Friday, 29 August 2014

Now THAT'S what I call BOATING!

We made it! Well, we got from Keadby to Torksey on the tidal Trent. I won't deny that we weren't a little apprehensive of venturing onto the tideway, with no St. Pancras Cruising Club organised convoy nor Indigo Dreamers to hold our hands, so to speak. Oh, there was one other boat, nb Florence, but, well, we'll see what happens to him.

The day started with the phone alarm going off at 0600. I had woken a minute before, in keen anticipation of what lay ahead. Being up at this hour meant I was able to catch the sunrise over Keadby Swingbridge, with keel Spider T.

The lockie knocked on our roof at 0630 to check we were ready and to say that he'd be opening the bridge for us at 0645.

In a very short space of time we were through the bridge and going down the lock, together with mountains of duckweed. And Narrowboat Florence, crewed by Andrew and Howard.

We had been told that we'd see the flood tide start to come in, and that that would be the signal to leave the lock. However, as the gates opened, we could see that the flow was still right to left, i.e. heading downstream towards the Humber and the North Sea.

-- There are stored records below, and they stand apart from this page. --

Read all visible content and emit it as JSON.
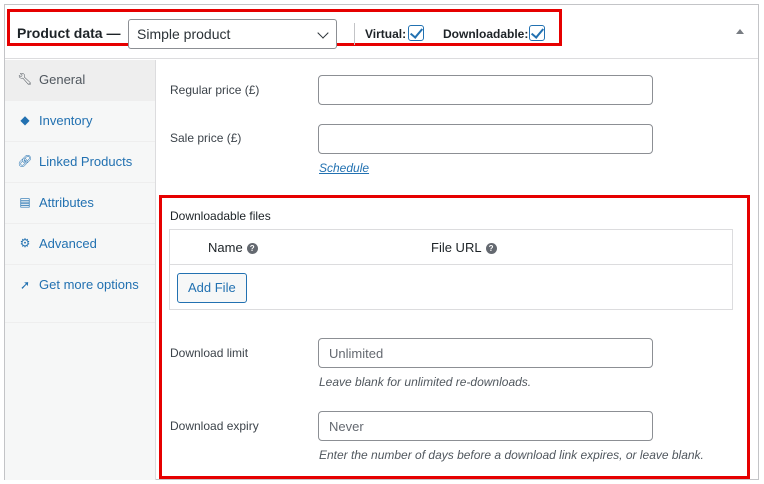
{
  "header": {
    "title": "Product data —",
    "product_type": "Simple product",
    "virtual_label": "Virtual:",
    "virtual_checked": true,
    "downloadable_label": "Downloadable:",
    "downloadable_checked": true
  },
  "sidebar": {
    "items": [
      {
        "label": "General",
        "icon": "wrench-icon"
      },
      {
        "label": "Inventory",
        "icon": "tag-icon"
      },
      {
        "label": "Linked Products",
        "icon": "link-icon"
      },
      {
        "label": "Attributes",
        "icon": "list-icon"
      },
      {
        "label": "Advanced",
        "icon": "gear-icon"
      },
      {
        "label": "Get more options",
        "icon": "plugin-icon"
      }
    ]
  },
  "general": {
    "regular_price_label": "Regular price (£)",
    "regular_price_value": "",
    "sale_price_label": "Sale price (£)",
    "sale_price_value": "",
    "schedule_link": "Schedule"
  },
  "downloads": {
    "section_label": "Downloadable files",
    "columns": [
      "Name",
      "File URL"
    ],
    "add_file_label": "Add File",
    "limit_label": "Download limit",
    "limit_placeholder": "Unlimited",
    "limit_hint": "Leave blank for unlimited re-downloads.",
    "expiry_label": "Download expiry",
    "expiry_placeholder": "Never",
    "expiry_hint": "Enter the number of days before a download link expires, or leave blank."
  },
  "colors": {
    "accent": "#2271b1",
    "highlight": "#e60000"
  }
}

That didn't deter Florence, who immediately zoomed out of the lock and headed upstream. We stayed in the shelter of the lock, waiting for the direction of the flow to change.

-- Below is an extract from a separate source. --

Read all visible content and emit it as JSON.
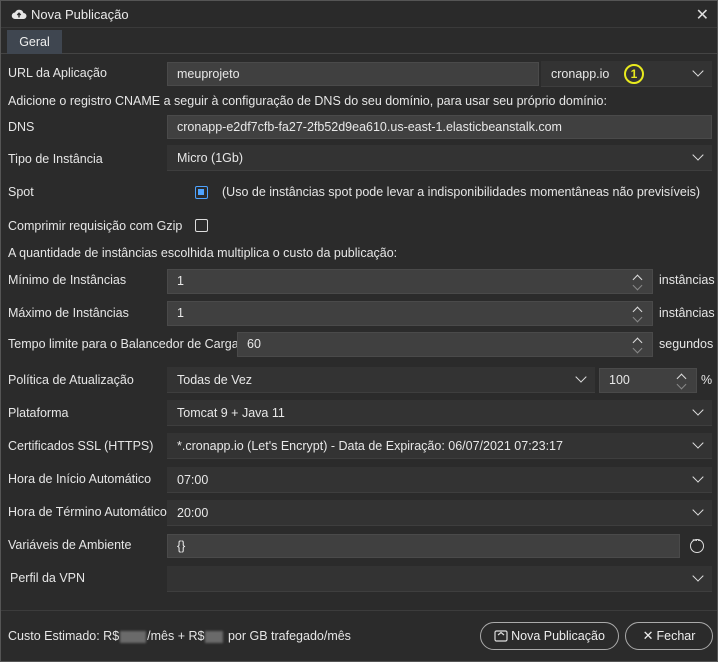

We would have been waiting a long time, had the lockie not appeared above us after two or three minutes giving us the thumbs up. If the lockie says "go" it must be all right, mustn't it?

So we went.

Later we realised that the apparent direction of flow was merely the strong south wind blowing ripples northwards. I say "ripples" - perhaps that should be "waves" (see later).

So we were now under way on the tidal Trent. It was all slightly anticlimactic, really. The water was calm, the sun peeped out from the clouds, and we chugged along quite nicely.

The first thing of note was the King George V bridge, carrying both road and rail, one span of which used to lift to allow high-masted boats through. (Florence is just passing through the centre span - we were told to use the former lifting span.)

Then came the M180 motorway bridge. There were to be no more bridges until Gainsborough, 14 miles further on. Florence is a speck just before the bridge. But we were gaining.

To show that I didn't hog the tiller, here's Jan steering into the headwind.

With our Isuzu doing a steady but not overworked 1300 rpm we overtook Florence, taking lots of photos of them which I have e-mailed to Andrew. As you can see, there was plenty of room for the manoeuvre. And no oncoming boats to worry about.

This shot shows how choppy the water got, with the southerly wind over the tide. Jubilee rode extremely smoothly over the waves, with barely any detectable movement out of the ordinary. And the speed we were going! Yes, we had the tide with us, but we hit 8.2 mph at one point. And that was at engine revs which often don't push the boat more than 3 mph on the usual shallow canals.

One little job which I had been saving up was to put a car-type sat nav on the slide. I actually got round to doing this yesterday, and it was useful in showing where we were on the river. This is the bit where Garmin's mapping of the Trent shows it suddenly narrowing to a thin blue line. I suppose the river banks did get slightly closer, but not quite so dramatically.

The junction with the River Idle (navigable, but you wouldn't know it from Nicholson - and I'm told you have to fork out a hefty fee to the EA to open a sluice) came up on the right ...

... followed closely by West Stockwith Lock, the junction with the Chesterfield Canal.

I took two photos; in the first the man sitting on the balance beam waved ...

... and in the second the CRT man waved.

Here's proof of our speed (over ground) from the Garmin e-trex device.

There are lots of power stations along the Trent. Here's West Burton Power Station:

... and this is Cottam Power Station:

After not much more than four hours we saw the welcome black and white sign announcing Torksey Lock on our left. We didn't need the actual lock, but we turned into the lock cut.

This was where we had planned to stop for the night. We could have gone on to Cromwell, but we were both happy to stick to our original plan. Anyway, the tide was in now, and we might have had to end the trip unnecessarily having to punch the ebb tide.

Winding in the cut before the lock was interesting in the wind, but we made it OK and tied to the floating pontoon.

It has been a fantastic day's boating, and I'm looking forward to getting to Cromwell and beyond tomorrow. We'd actually coped with wind stronger than many boaters would have been happy with. Indeed, some of our neighbours here on the pontoon chose to sit out today's conditions hoping for a calmer day tomorrow.


Anonymous said...

It's a great trip - so glad that you enjoyed it :-)

That did look a bit choppy - but it does give you confidence in your boat!

Sue, nb Indigo Dream

Jim said...

Glad you enjoyed it - and sorry I missed it.

Halfie said...

Sue, yes, Jubilee loved it!

Jim, I, too, am sorry you had to miss it.